The kit lens will be all you need to explore photography and gain confidence.
50 mm F1/8 STM
A great second step lens for cat photographers to explore.
Lightweight, small and unobtrusive.
A prime lens has a fixed focal length which means no zoom unless you use your feet.
High maximum aperture F 1/8 means great close-ups and sharp images for perfect cat portraits.
- NOTE: Do NOT confuse the 50 mm F-1.8 with the (much more expensive) F-1.2
My Experience With A 50mm Prime Lens
The weight of the camera
As I mentioned in the table above, a prime lens is lighter and you need to be prepared for this. As you practice with your original kit lens your body becomes used to the weight and the way you brace yourself and handle your equipment.
This changes with the stubby prime. Suddenly you don’t have so much weight to manoeuvre. This is really positive when you are working with cats and maybe getting them used to your DSLR. The hardware you are waving around is more compact and less intimidating.
The View Through the Lens
This is the most surprising thing from a new user’s point of view.
You will be used to seeing your subject from slightly farther away through the kit lens. The opposite happens with a 50mm prime. You seem to be almost on top of your subject and feel you need to move away. Everything seems to be so much closer and it fills your frame.
When I got my new lens, I decided that the only way to see if anything worked was to go out and use the lens. There is no substitute for trying a new lens like this out. Making mistakes allows you to judge how far away or close you need to be.
Another big bonus of using prime lenses is that they’re usually ‘faster’. This means they have a larger maximum aperture, which enables quicker shutter speeds.TechRadar
Things I Have Learned Using A 50mm lens
- F 1/8 really can be too close to your cat. You are focused on such a small area that anything beyond a nose tip may be artfully blurred, even if you don’t want it to be. Just because you can go up to F 1.8 doesn’t mean you have to!
- Lack of autofocus means I am taking time to actively compose shots more.
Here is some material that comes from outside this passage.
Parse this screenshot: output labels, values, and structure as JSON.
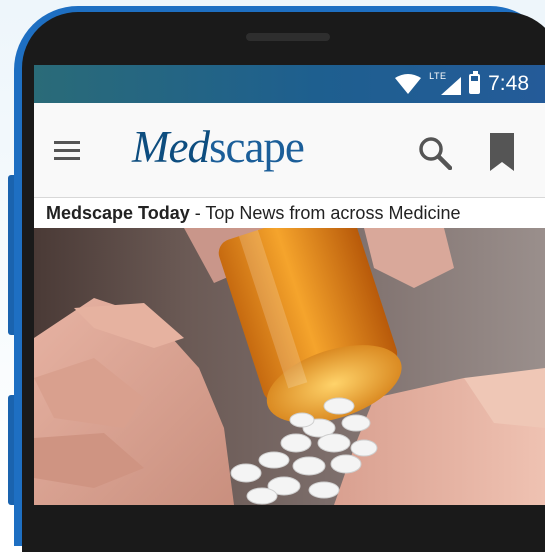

- Sometimes I just have to point the camera and hope but checking settings in a photo program afterwards will let me work out what I could try next time to improve.
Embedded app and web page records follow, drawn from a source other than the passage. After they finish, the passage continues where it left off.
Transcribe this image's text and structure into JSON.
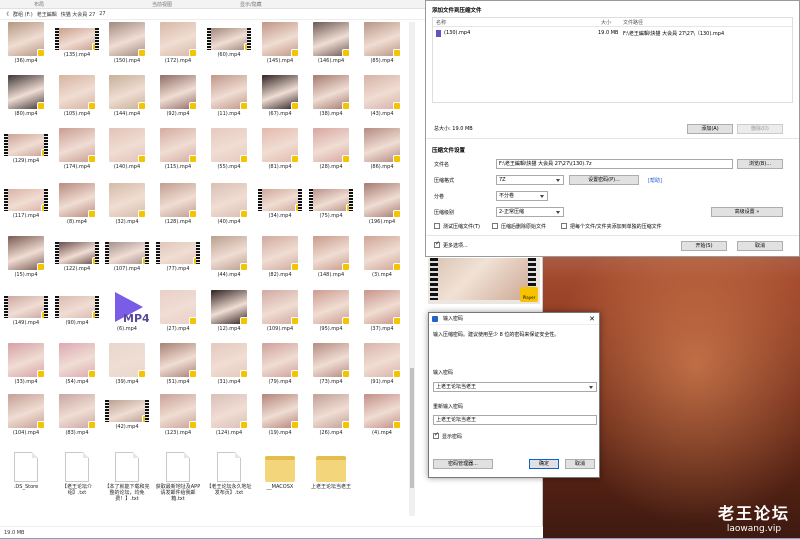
{
  "explorer": {
    "ribbon": [
      "布局",
      "当前视图",
      "显示/隐藏"
    ],
    "breadcrumb": [
      "《",
      "群组 (F:)",
      "老王編輯",
      "快猫 大会員 27",
      "27"
    ],
    "status": "19.0 MB",
    "files": [
      {
        "name": "(36).mp4",
        "c": "#b59682",
        "film": false
      },
      {
        "name": "(135).mp4",
        "c": "#c89a88",
        "film": true
      },
      {
        "name": "(150).mp4",
        "c": "#a08a80",
        "film": false
      },
      {
        "name": "(172).mp4",
        "c": "#d7b8a6",
        "film": false
      },
      {
        "name": "(60).mp4",
        "c": "#9b8176",
        "film": true
      },
      {
        "name": "(145).mp4",
        "c": "#c09585",
        "film": false
      },
      {
        "name": "(146).mp4",
        "c": "#6b5953",
        "film": false
      },
      {
        "name": "(85).mp4",
        "c": "#b89585",
        "film": false
      },
      {
        "name": "(80).mp4",
        "c": "#3d3535",
        "film": false
      },
      {
        "name": "(105).mp4",
        "c": "#d6b3a0",
        "film": false
      },
      {
        "name": "(144).mp4",
        "c": "#c6b099",
        "film": false
      },
      {
        "name": "(92).mp4",
        "c": "#8f6d67",
        "film": false
      },
      {
        "name": "(11).mp4",
        "c": "#c0968a",
        "film": false
      },
      {
        "name": "(67).mp4",
        "c": "#2e2222",
        "film": false
      },
      {
        "name": "(38).mp4",
        "c": "#a47a70",
        "film": false
      },
      {
        "name": "(43).mp4",
        "c": "#d6b2a8",
        "film": false
      },
      {
        "name": "(129).mp4",
        "c": "#c8a090",
        "film": true
      },
      {
        "name": "(174).mp4",
        "c": "#c89d93",
        "film": false
      },
      {
        "name": "(140).mp4",
        "c": "#e3c2b8",
        "film": false
      },
      {
        "name": "(115).mp4",
        "c": "#d4aca2",
        "film": false
      },
      {
        "name": "(55).mp4",
        "c": "#e7c9bf",
        "film": false
      },
      {
        "name": "(81).mp4",
        "c": "#e4b9ac",
        "film": false
      },
      {
        "name": "(28).mp4",
        "c": "#d7a7a1",
        "film": false
      },
      {
        "name": "(86).mp4",
        "c": "#b38c82",
        "film": false
      },
      {
        "name": "(117).mp4",
        "c": "#d9b0a4",
        "film": true
      },
      {
        "name": "(8).mp4",
        "c": "#b88a7f",
        "film": false
      },
      {
        "name": "(32).mp4",
        "c": "#d4bba8",
        "film": false
      },
      {
        "name": "(128).mp4",
        "c": "#c19d91",
        "film": false
      },
      {
        "name": "(40).mp4",
        "c": "#d9bfb3",
        "film": false
      },
      {
        "name": "(34).mp4",
        "c": "#cda597",
        "film": true
      },
      {
        "name": "(75).mp4",
        "c": "#b58d84",
        "film": true
      },
      {
        "name": "(196).mp4",
        "c": "#a67a70",
        "film": false
      },
      {
        "name": "(15).mp4",
        "c": "#7a5a52",
        "film": false
      },
      {
        "name": "(122).mp4",
        "c": "#5f4540",
        "film": true
      },
      {
        "name": "(107).mp4",
        "c": "#a08c8a",
        "film": true
      },
      {
        "name": "(77).mp4",
        "c": "#e0c4b8",
        "film": true
      },
      {
        "name": "(44).mp4",
        "c": "#b8a090",
        "film": false
      },
      {
        "name": "(82).mp4",
        "c": "#d0aa9d",
        "film": false
      },
      {
        "name": "(148).mp4",
        "c": "#c99b8c",
        "film": false
      },
      {
        "name": "(3).mp4",
        "c": "#cfa597",
        "film": false
      },
      {
        "name": "(149).mp4",
        "c": "#c9a5a0",
        "film": true
      },
      {
        "name": "(90).mp4",
        "c": "#d8b8b0",
        "film": true
      },
      {
        "name": "(6).mp4",
        "c": "#ffffff",
        "film": false,
        "mp4": true
      },
      {
        "name": "(27).mp4",
        "c": "#e8d0c8",
        "film": false
      },
      {
        "name": "(12).mp4",
        "c": "#2f2020",
        "film": false
      },
      {
        "name": "(109).mp4",
        "c": "#d0a9a2",
        "film": false
      },
      {
        "name": "(95).mp4",
        "c": "#cd9c90",
        "film": false
      },
      {
        "name": "(37).mp4",
        "c": "#c8948a",
        "film": false
      },
      {
        "name": "(33).mp4",
        "c": "#d6a0a6",
        "film": false
      },
      {
        "name": "(54).mp4",
        "c": "#dca9b4",
        "film": false
      },
      {
        "name": "(39).mp4",
        "c": "#e8d6cc",
        "film": false
      },
      {
        "name": "(51).mp4",
        "c": "#a88074",
        "film": false
      },
      {
        "name": "(31).mp4",
        "c": "#e4c9bf",
        "film": false
      },
      {
        "name": "(79).mp4",
        "c": "#cfa09a",
        "film": false
      },
      {
        "name": "(73).mp4",
        "c": "#b58c82",
        "film": false
      },
      {
        "name": "(91).mp4",
        "c": "#d9b3aa",
        "film": false
      },
      {
        "name": "(104).mp4",
        "c": "#c49f95",
        "film": false
      },
      {
        "name": "(83).mp4",
        "c": "#c9a7a3",
        "film": false
      },
      {
        "name": "(42).mp4",
        "c": "#b69c8e",
        "film": true
      },
      {
        "name": "(123).mp4",
        "c": "#c8a299",
        "film": false
      },
      {
        "name": "(124).mp4",
        "c": "#d9c0b8",
        "film": false
      },
      {
        "name": "(19).mp4",
        "c": "#b3847a",
        "film": false
      },
      {
        "name": "(26).mp4",
        "c": "#c0a098",
        "film": false
      },
      {
        "name": "(4).mp4",
        "c": "#c28f87",
        "film": false
      }
    ],
    "docs": [
      {
        "name": ".DS_Store",
        "kind": "doc"
      },
      {
        "name": "【老王论坛介绍】.txt",
        "kind": "doc"
      },
      {
        "name": "【本了就能下载和完整的论坛，均免费！】.txt",
        "kind": "doc"
      },
      {
        "name": "获取最新地址及APP请发邮件给我邮箱.txt",
        "kind": "doc"
      },
      {
        "name": "【老王论坛永久地址发布页】.txt",
        "kind": "doc"
      },
      {
        "name": "__MACOSX",
        "kind": "folder"
      },
      {
        "name": "上老王论坛当老王",
        "kind": "folder"
      }
    ],
    "mp4_label": "MP4"
  },
  "archive": {
    "title": "添加文件到压缩文件",
    "col_name": "名称",
    "col_size": "大小",
    "col_path": "文件路径",
    "row_name": "(130).mp4",
    "row_size": "19.0 MB",
    "row_path": "F:\\老王編輯\\快猫 大会員 27\\27\\（130).mp4",
    "total": "总大小: 19.0 MB",
    "add": "添加(A)",
    "remove": "删除(D)",
    "settings_title": "压缩文件设置",
    "lbl_filename": "文件名",
    "filename": "F:\\老王編輯\\快猫 大会員 27\\27\\(130).7z",
    "browse": "浏览(B)...",
    "lbl_format": "压缩格式",
    "format": "7Z",
    "set_password": "设置密码(P)...",
    "help": "[帮助]",
    "lbl_volume": "分卷",
    "volume": "不分卷",
    "lbl_level": "压缩级别",
    "level": "2-正常压缩",
    "advanced": "高级设置 »",
    "opt_test": "测试压缩文件(T)",
    "opt_delete": "压缩后删除原始文件",
    "opt_each": "把每个文件/文件夹添加到单独的压缩文件",
    "more": "更多选项...",
    "start": "开始(S)",
    "cancel": "取消"
  },
  "preview": {
    "player": "Player"
  },
  "password": {
    "title": "输入密码",
    "hint": "输入压缩密码。建议使用至少 8 位的密码来保证安全性。",
    "lbl_enter": "输入密码",
    "value": "上老王论坛当老王",
    "lbl_reenter": "重新输入密码",
    "value2": "上老王论坛当老王",
    "show": "显示密码",
    "manager": "密码管理器...",
    "ok": "确定",
    "cancel": "取消"
  },
  "watermark": {
    "line1": "老王论坛",
    "line2": "laowang.vip"
  }
}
- Judging how far away you need to be, this comes with practice. There is no magic formula or maths.
- I am getting used to triumphs and disasters as I experiment with F-stops. A change in F-number can mean I focus in so close that I lose everything except a whisker or two.
- F 5.6 is now my go-to starting point then I work up or down. I take several pictures from the same spot with different adjustment e.g. F-1.8 F-5.6, F-8.0 pushing to experiment and see what things start to break down.
- I got used to the STM focus motor really fast I hardly hear it now.
Don’t Make These Mistakes With Your 50mm lens
- Don’t get too close and focus with a very shallow depth of field (see my photo above. Only a small part of the cat is in focus. F 1.8 isn’t always your best option.
- Conversely, don’t stay far away from your cat model, they really will look as though they are 100 miles away.
- Don’t stick with one F-stop while you learn. You will never find out what does work.
- Don’t give up when things don’t seem to be working. It takes time to learn how a new lens works. Quality equipment needs the input of quality time from you.
Finally for your Prime Lens
Thankfully we live in the digital age and the delete button will allow you to focus on successful photographs not worry about your failed shots.
I now leave my prime lens on my Canon camera rather than my kit lens as I am having so much fun. Are you going to explore the nifty-fifty lens?
A detailed report on the Canon EF 50mm lens – Wikipedia
Kit Lens – A zoom lens, on the other hand, has a variable focal length. By turning the zoom ring, you move optical elements inside the lens to achieve a different angle of view. This means that you can make objects appear larger by turning the zoom ring in one direction or fit more objects into the frame by turning it in the opposite direction – Photopedia